** EXERCISE **
Could you give the data below again exactly, apart from the pictures?

** INFORMATION SUPPLIED **
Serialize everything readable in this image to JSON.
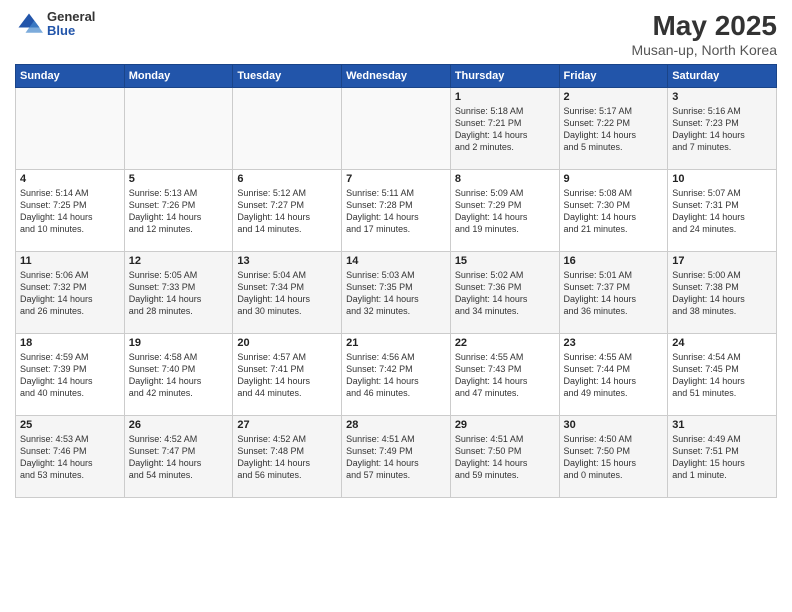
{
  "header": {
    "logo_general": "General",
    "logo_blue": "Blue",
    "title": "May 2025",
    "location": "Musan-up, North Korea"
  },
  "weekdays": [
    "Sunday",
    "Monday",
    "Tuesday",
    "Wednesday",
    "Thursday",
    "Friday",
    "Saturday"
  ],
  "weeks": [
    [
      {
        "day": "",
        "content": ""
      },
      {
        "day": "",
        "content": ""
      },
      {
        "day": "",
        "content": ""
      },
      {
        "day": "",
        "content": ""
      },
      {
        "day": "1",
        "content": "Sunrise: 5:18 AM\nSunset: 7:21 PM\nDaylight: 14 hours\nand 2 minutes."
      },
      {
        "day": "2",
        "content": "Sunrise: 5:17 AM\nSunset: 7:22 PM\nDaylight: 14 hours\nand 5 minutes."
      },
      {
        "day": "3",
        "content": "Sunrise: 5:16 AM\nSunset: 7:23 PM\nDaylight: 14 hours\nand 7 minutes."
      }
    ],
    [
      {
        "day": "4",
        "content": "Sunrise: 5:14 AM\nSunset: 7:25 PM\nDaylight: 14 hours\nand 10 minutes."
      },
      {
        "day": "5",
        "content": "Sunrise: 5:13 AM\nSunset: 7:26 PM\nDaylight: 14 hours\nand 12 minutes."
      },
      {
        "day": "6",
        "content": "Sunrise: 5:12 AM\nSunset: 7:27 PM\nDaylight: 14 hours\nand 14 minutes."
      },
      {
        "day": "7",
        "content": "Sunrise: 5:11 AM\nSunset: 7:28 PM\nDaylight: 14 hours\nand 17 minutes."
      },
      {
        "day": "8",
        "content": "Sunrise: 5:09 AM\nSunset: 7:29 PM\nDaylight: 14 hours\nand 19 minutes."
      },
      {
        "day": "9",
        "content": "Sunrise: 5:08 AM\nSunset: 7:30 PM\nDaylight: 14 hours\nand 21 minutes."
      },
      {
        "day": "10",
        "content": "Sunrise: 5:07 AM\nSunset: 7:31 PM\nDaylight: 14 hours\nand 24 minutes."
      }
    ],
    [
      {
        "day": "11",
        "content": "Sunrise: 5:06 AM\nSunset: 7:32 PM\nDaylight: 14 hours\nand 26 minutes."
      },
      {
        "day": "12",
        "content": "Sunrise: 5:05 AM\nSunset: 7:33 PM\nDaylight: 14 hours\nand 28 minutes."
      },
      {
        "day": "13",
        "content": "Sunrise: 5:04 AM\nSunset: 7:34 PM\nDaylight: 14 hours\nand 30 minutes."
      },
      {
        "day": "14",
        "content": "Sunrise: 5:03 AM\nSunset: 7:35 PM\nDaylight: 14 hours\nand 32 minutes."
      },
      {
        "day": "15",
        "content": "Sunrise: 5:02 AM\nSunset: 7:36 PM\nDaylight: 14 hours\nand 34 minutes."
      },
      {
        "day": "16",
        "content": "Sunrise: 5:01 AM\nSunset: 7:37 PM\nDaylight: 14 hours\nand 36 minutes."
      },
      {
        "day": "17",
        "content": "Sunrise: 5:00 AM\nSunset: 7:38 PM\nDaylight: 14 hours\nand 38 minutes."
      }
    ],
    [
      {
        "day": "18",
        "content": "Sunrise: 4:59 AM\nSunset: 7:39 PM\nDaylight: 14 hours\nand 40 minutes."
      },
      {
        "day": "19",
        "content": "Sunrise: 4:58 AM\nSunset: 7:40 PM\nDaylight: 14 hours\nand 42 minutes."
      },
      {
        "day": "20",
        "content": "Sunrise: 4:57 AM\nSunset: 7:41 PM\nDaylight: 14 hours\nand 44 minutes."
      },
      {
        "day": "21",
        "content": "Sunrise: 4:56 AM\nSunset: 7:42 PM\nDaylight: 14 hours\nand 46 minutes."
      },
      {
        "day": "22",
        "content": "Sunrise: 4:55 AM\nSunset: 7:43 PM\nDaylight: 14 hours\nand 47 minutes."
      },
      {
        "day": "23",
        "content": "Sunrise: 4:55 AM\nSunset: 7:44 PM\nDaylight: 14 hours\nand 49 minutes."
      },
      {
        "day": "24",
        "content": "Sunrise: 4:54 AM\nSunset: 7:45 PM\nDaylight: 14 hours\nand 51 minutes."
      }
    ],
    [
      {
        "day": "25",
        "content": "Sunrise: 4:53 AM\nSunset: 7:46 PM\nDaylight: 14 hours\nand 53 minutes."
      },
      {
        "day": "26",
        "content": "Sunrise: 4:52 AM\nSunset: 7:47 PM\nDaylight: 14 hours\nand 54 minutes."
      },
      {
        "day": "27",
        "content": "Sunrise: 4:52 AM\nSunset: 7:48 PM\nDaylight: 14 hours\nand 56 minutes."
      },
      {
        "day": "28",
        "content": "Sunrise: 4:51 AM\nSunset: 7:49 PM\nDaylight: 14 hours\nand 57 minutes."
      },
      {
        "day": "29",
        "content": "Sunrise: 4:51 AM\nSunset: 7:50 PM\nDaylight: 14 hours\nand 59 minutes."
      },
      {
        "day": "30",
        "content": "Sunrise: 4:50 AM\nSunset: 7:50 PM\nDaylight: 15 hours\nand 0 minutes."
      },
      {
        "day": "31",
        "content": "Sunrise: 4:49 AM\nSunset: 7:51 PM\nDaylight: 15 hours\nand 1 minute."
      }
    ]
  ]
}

** RESPONSE FOR THIS EXERCISE **
Serialize everything readable in this image to JSON.
{
  "header": {
    "logo_general": "General",
    "logo_blue": "Blue",
    "title": "May 2025",
    "location": "Musan-up, North Korea"
  },
  "weekdays": [
    "Sunday",
    "Monday",
    "Tuesday",
    "Wednesday",
    "Thursday",
    "Friday",
    "Saturday"
  ],
  "weeks": [
    [
      {
        "day": "",
        "content": ""
      },
      {
        "day": "",
        "content": ""
      },
      {
        "day": "",
        "content": ""
      },
      {
        "day": "",
        "content": ""
      },
      {
        "day": "1",
        "content": "Sunrise: 5:18 AM\nSunset: 7:21 PM\nDaylight: 14 hours\nand 2 minutes."
      },
      {
        "day": "2",
        "content": "Sunrise: 5:17 AM\nSunset: 7:22 PM\nDaylight: 14 hours\nand 5 minutes."
      },
      {
        "day": "3",
        "content": "Sunrise: 5:16 AM\nSunset: 7:23 PM\nDaylight: 14 hours\nand 7 minutes."
      }
    ],
    [
      {
        "day": "4",
        "content": "Sunrise: 5:14 AM\nSunset: 7:25 PM\nDaylight: 14 hours\nand 10 minutes."
      },
      {
        "day": "5",
        "content": "Sunrise: 5:13 AM\nSunset: 7:26 PM\nDaylight: 14 hours\nand 12 minutes."
      },
      {
        "day": "6",
        "content": "Sunrise: 5:12 AM\nSunset: 7:27 PM\nDaylight: 14 hours\nand 14 minutes."
      },
      {
        "day": "7",
        "content": "Sunrise: 5:11 AM\nSunset: 7:28 PM\nDaylight: 14 hours\nand 17 minutes."
      },
      {
        "day": "8",
        "content": "Sunrise: 5:09 AM\nSunset: 7:29 PM\nDaylight: 14 hours\nand 19 minutes."
      },
      {
        "day": "9",
        "content": "Sunrise: 5:08 AM\nSunset: 7:30 PM\nDaylight: 14 hours\nand 21 minutes."
      },
      {
        "day": "10",
        "content": "Sunrise: 5:07 AM\nSunset: 7:31 PM\nDaylight: 14 hours\nand 24 minutes."
      }
    ],
    [
      {
        "day": "11",
        "content": "Sunrise: 5:06 AM\nSunset: 7:32 PM\nDaylight: 14 hours\nand 26 minutes."
      },
      {
        "day": "12",
        "content": "Sunrise: 5:05 AM\nSunset: 7:33 PM\nDaylight: 14 hours\nand 28 minutes."
      },
      {
        "day": "13",
        "content": "Sunrise: 5:04 AM\nSunset: 7:34 PM\nDaylight: 14 hours\nand 30 minutes."
      },
      {
        "day": "14",
        "content": "Sunrise: 5:03 AM\nSunset: 7:35 PM\nDaylight: 14 hours\nand 32 minutes."
      },
      {
        "day": "15",
        "content": "Sunrise: 5:02 AM\nSunset: 7:36 PM\nDaylight: 14 hours\nand 34 minutes."
      },
      {
        "day": "16",
        "content": "Sunrise: 5:01 AM\nSunset: 7:37 PM\nDaylight: 14 hours\nand 36 minutes."
      },
      {
        "day": "17",
        "content": "Sunrise: 5:00 AM\nSunset: 7:38 PM\nDaylight: 14 hours\nand 38 minutes."
      }
    ],
    [
      {
        "day": "18",
        "content": "Sunrise: 4:59 AM\nSunset: 7:39 PM\nDaylight: 14 hours\nand 40 minutes."
      },
      {
        "day": "19",
        "content": "Sunrise: 4:58 AM\nSunset: 7:40 PM\nDaylight: 14 hours\nand 42 minutes."
      },
      {
        "day": "20",
        "content": "Sunrise: 4:57 AM\nSunset: 7:41 PM\nDaylight: 14 hours\nand 44 minutes."
      },
      {
        "day": "21",
        "content": "Sunrise: 4:56 AM\nSunset: 7:42 PM\nDaylight: 14 hours\nand 46 minutes."
      },
      {
        "day": "22",
        "content": "Sunrise: 4:55 AM\nSunset: 7:43 PM\nDaylight: 14 hours\nand 47 minutes."
      },
      {
        "day": "23",
        "content": "Sunrise: 4:55 AM\nSunset: 7:44 PM\nDaylight: 14 hours\nand 49 minutes."
      },
      {
        "day": "24",
        "content": "Sunrise: 4:54 AM\nSunset: 7:45 PM\nDaylight: 14 hours\nand 51 minutes."
      }
    ],
    [
      {
        "day": "25",
        "content": "Sunrise: 4:53 AM\nSunset: 7:46 PM\nDaylight: 14 hours\nand 53 minutes."
      },
      {
        "day": "26",
        "content": "Sunrise: 4:52 AM\nSunset: 7:47 PM\nDaylight: 14 hours\nand 54 minutes."
      },
      {
        "day": "27",
        "content": "Sunrise: 4:52 AM\nSunset: 7:48 PM\nDaylight: 14 hours\nand 56 minutes."
      },
      {
        "day": "28",
        "content": "Sunrise: 4:51 AM\nSunset: 7:49 PM\nDaylight: 14 hours\nand 57 minutes."
      },
      {
        "day": "29",
        "content": "Sunrise: 4:51 AM\nSunset: 7:50 PM\nDaylight: 14 hours\nand 59 minutes."
      },
      {
        "day": "30",
        "content": "Sunrise: 4:50 AM\nSunset: 7:50 PM\nDaylight: 15 hours\nand 0 minutes."
      },
      {
        "day": "31",
        "content": "Sunrise: 4:49 AM\nSunset: 7:51 PM\nDaylight: 15 hours\nand 1 minute."
      }
    ]
  ]
}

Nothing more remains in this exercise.